My first onsen experience was the highlight of my trip to Japan. I’ll never forget bathing in bubbling hot water surrounded by lush forest and lightly falling snow, especially as to bathe in a Japanese onsen you have to be completely naked! I was extremely nervous at first but once I’d learned the etiquette it was a surprisingly relaxing experience.
I recommend first time visitors to Japan enable data roaming or pick up a mobile Wi-Fi device when they land as the numerous train lines and bustling streets can be tricky to navigate without GPS. – Jayne, Girl Tweets World
If you want a hilarious and entertaining podcast about Japanese subculture, this is it. Every episode, two expats take a strange and wonderful facet of Japanese life and explore it with humour. Expect discussions on everything from Japan’s impressively diverse vending machines to its themed cafes.
Expat and popular YouTuber Kevin O’Shea (currently living in Kobe) discusses various aspects of Japanese life he finds interesting, which as you can imagine, is a very broad topic. He muses on what life is like as a foreigner living in Japan (so you’ll become accustomed to what you may find peculiar, in turn, better preparing you for your trip) and talks to guests from all around the country.
Precisely what you might be looking for if you’re travelling on a budget in Japan. This podcast breaks down the myth that Tokyo is insanely expensive, giving tips and tricks on how to save money throughout the city. It covers a range of ways to save, from food to festivals and getting around the country. One thing’s for sure: the host, Chris Kirkland, knows his stuff.
While my trip to Japan was nothing short of magical (nothing quite beats sipping matcha at a centuries’ old Buddhist temple, just hours after channelling my inner Harajuku girl on Takeshita-Dori!), the absolute highlight of my stay was a visit to the Mount Fuji Shibazakura Flower Festival. That’s when the valley surrounding the Mountain, a magical site in its own right, transforms into a fairy-tale like oasis as it becomes covered with pink and violet blossoms. Strolling amongst the flowers, with the iconic snow-capped mountain dominating the skyline, was something I’ll never quite forget.
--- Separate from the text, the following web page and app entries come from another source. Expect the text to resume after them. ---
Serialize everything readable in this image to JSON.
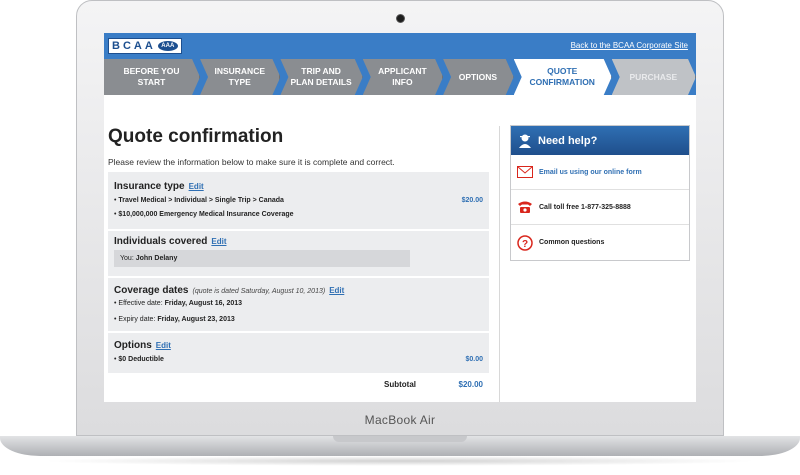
{
  "laptop": {
    "brand": "MacBook Air"
  },
  "header": {
    "logo": "BCAA",
    "logo_badge": "AAA",
    "corp_link": "Back to the BCAA Corporate Site",
    "steps": [
      {
        "line1": "BEFORE YOU",
        "line2": "START"
      },
      {
        "line1": "INSURANCE",
        "line2": "TYPE"
      },
      {
        "line1": "TRIP AND",
        "line2": "PLAN DETAILS"
      },
      {
        "line1": "APPLICANT",
        "line2": "INFO"
      },
      {
        "line1": "OPTIONS",
        "line2": ""
      },
      {
        "line1": "QUOTE",
        "line2": "CONFIRMATION"
      },
      {
        "line1": "PURCHASE",
        "line2": ""
      }
    ]
  },
  "main": {
    "title": "Quote confirmation",
    "intro": "Please review the information below to make sure it is complete and correct.",
    "insurance_type": {
      "heading": "Insurance type",
      "edit": "Edit",
      "line1": "Travel Medical > Individual > Single Trip > Canada",
      "line2": "$10,000,000 Emergency Medical Insurance Coverage",
      "price": "$20.00"
    },
    "individuals": {
      "heading": "Individuals covered",
      "edit": "Edit",
      "you_label": "You:",
      "you_name": "John Delany"
    },
    "coverage": {
      "heading": "Coverage dates",
      "note": "(quote is dated Saturday, August 10, 2013)",
      "edit": "Edit",
      "effective_label": "Effective date:",
      "effective_value": "Friday, August 16, 2013",
      "expiry_label": "Expiry date:",
      "expiry_value": "Friday, August 23, 2013"
    },
    "options": {
      "heading": "Options",
      "edit": "Edit",
      "line1": "$0 Deductible",
      "price": "$0.00"
    },
    "subtotal": {
      "label": "Subtotal",
      "value": "$20.00"
    }
  },
  "help": {
    "title": "Need help?",
    "email": "Email us using our online form",
    "phone": "Call toll free 1-877-325-8888",
    "questions": "Common questions"
  },
  "colors": {
    "brand_blue": "#3a7dc6",
    "link_blue": "#2f6fb3",
    "accent_red": "#d9261c"
  }
}
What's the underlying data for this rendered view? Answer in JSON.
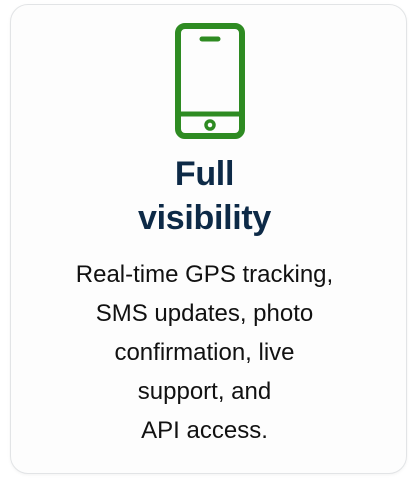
{
  "card": {
    "icon": "smartphone-icon",
    "accent_color": "#2e8b22",
    "title_color": "#0d2a47",
    "title_lines": [
      "Full",
      "visibility"
    ],
    "description_lines": [
      "Real-time GPS tracking,",
      "SMS updates, photo",
      "confirmation, live",
      "support, and",
      "API access."
    ]
  }
}
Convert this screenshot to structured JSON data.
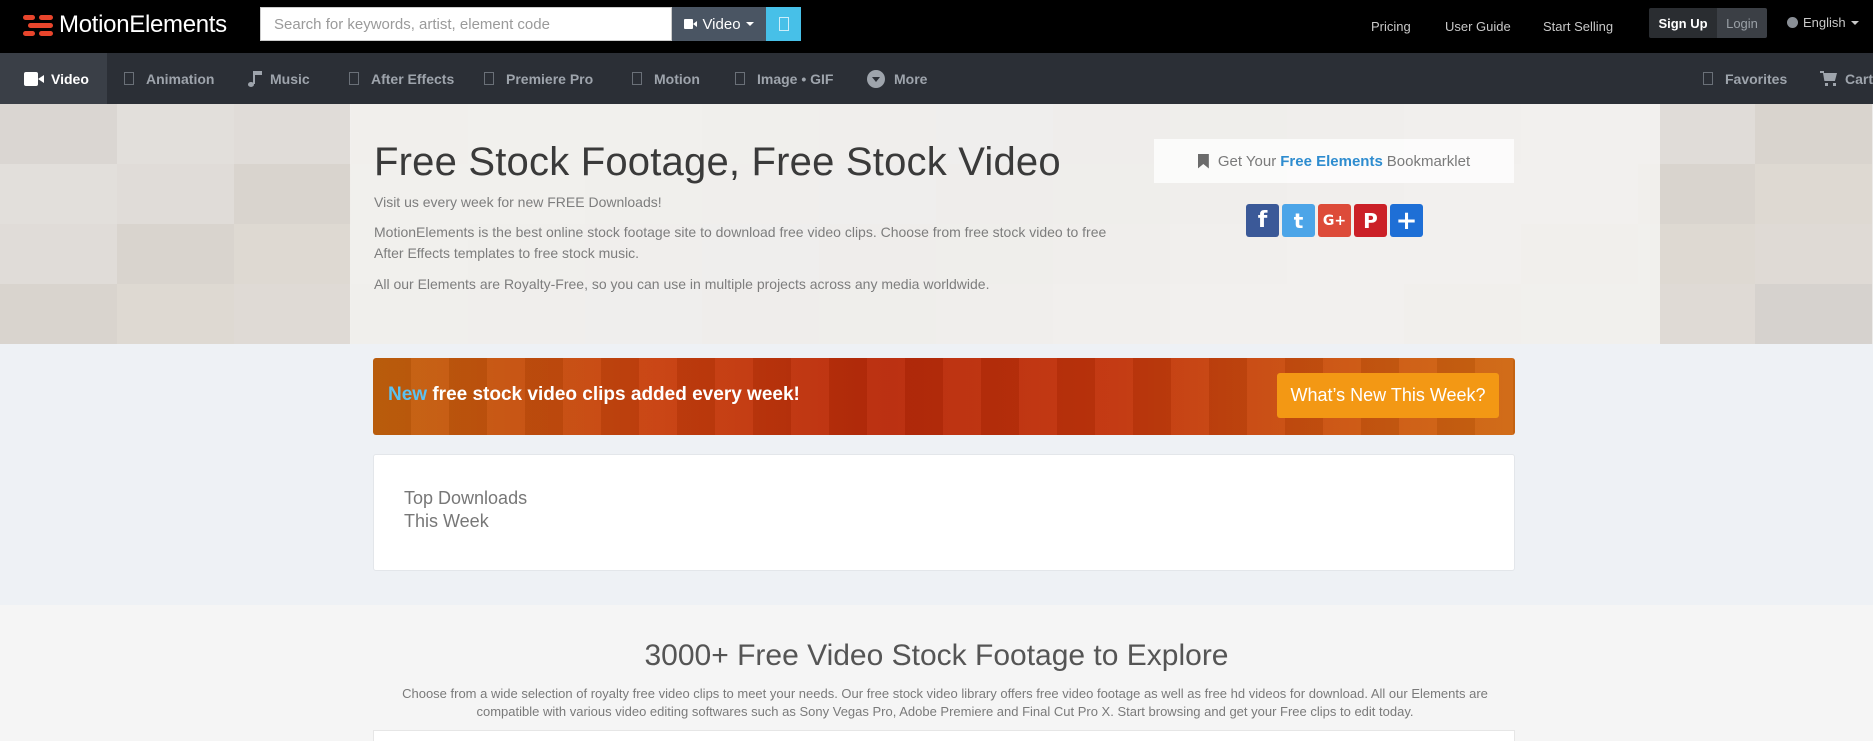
{
  "brand": {
    "name": "MotionElements",
    "accent": "#e8452c"
  },
  "search": {
    "placeholder": "Search for keywords, artist, element code",
    "value": "",
    "type_label": "Video"
  },
  "top_links": {
    "pricing": "Pricing",
    "user_guide": "User Guide",
    "start_selling": "Start Selling",
    "sign_up": "Sign Up",
    "login": "Login",
    "language": "English"
  },
  "nav": {
    "items": [
      {
        "label": "Video",
        "icon": "video-camera-icon",
        "active": true
      },
      {
        "label": "Animation",
        "icon": "animation-icon"
      },
      {
        "label": "Music",
        "icon": "music-note-icon"
      },
      {
        "label": "After Effects",
        "icon": "after-effects-icon"
      },
      {
        "label": "Premiere Pro",
        "icon": "premiere-pro-icon"
      },
      {
        "label": "Motion",
        "icon": "motion-icon"
      },
      {
        "label": "Image • GIF",
        "icon": "image-icon"
      },
      {
        "label": "More",
        "icon": "chevron-circle-down-icon"
      }
    ],
    "favorites": "Favorites",
    "cart": "Cart"
  },
  "hero": {
    "title": "Free Stock Footage, Free Stock Video",
    "line1": "Visit us every week for new FREE Downloads!",
    "line2": "MotionElements is the best online stock footage site to download free video clips. Choose from free stock video to free After Effects templates to free stock music.",
    "line3": "All our Elements are Royalty-Free, so you can use in multiple projects across any media worldwide.",
    "bookmarklet": {
      "prefix": "Get Your",
      "highlight": "Free Elements",
      "suffix": "Bookmarklet"
    },
    "social": [
      {
        "name": "facebook-share-icon",
        "glyph": "f",
        "color": "#3b5998"
      },
      {
        "name": "twitter-share-icon",
        "glyph": "t",
        "color": "#4ca5e8"
      },
      {
        "name": "google-plus-share-icon",
        "glyph": "G+",
        "color": "#dd4b39"
      },
      {
        "name": "pinterest-share-icon",
        "glyph": "P",
        "color": "#cb2027"
      },
      {
        "name": "add-share-icon",
        "glyph": "+",
        "color": "#1e6fd6"
      }
    ]
  },
  "promo": {
    "new_word": "New",
    "text": "free stock video clips added every week!",
    "button": "What’s New This Week?"
  },
  "top_downloads": {
    "line1": "Top Downloads",
    "line2": "This Week"
  },
  "explore": {
    "title": "3000+ Free Video Stock Footage to Explore",
    "description": "Choose from a wide selection of royalty free video clips to meet your needs. Our free stock video library offers free video footage as well as free hd videos for download. All our Elements are compatible with various video editing softwares such as Sony Vegas Pro, Adobe Premiere and Final Cut Pro X. Start browsing and get your Free clips to edit today."
  }
}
The annual celebration that take place around April and May so if you too want to experience the beauty of Shibazakura Flower Festival, be sure to visit then! – Marta, A Girl Who Travels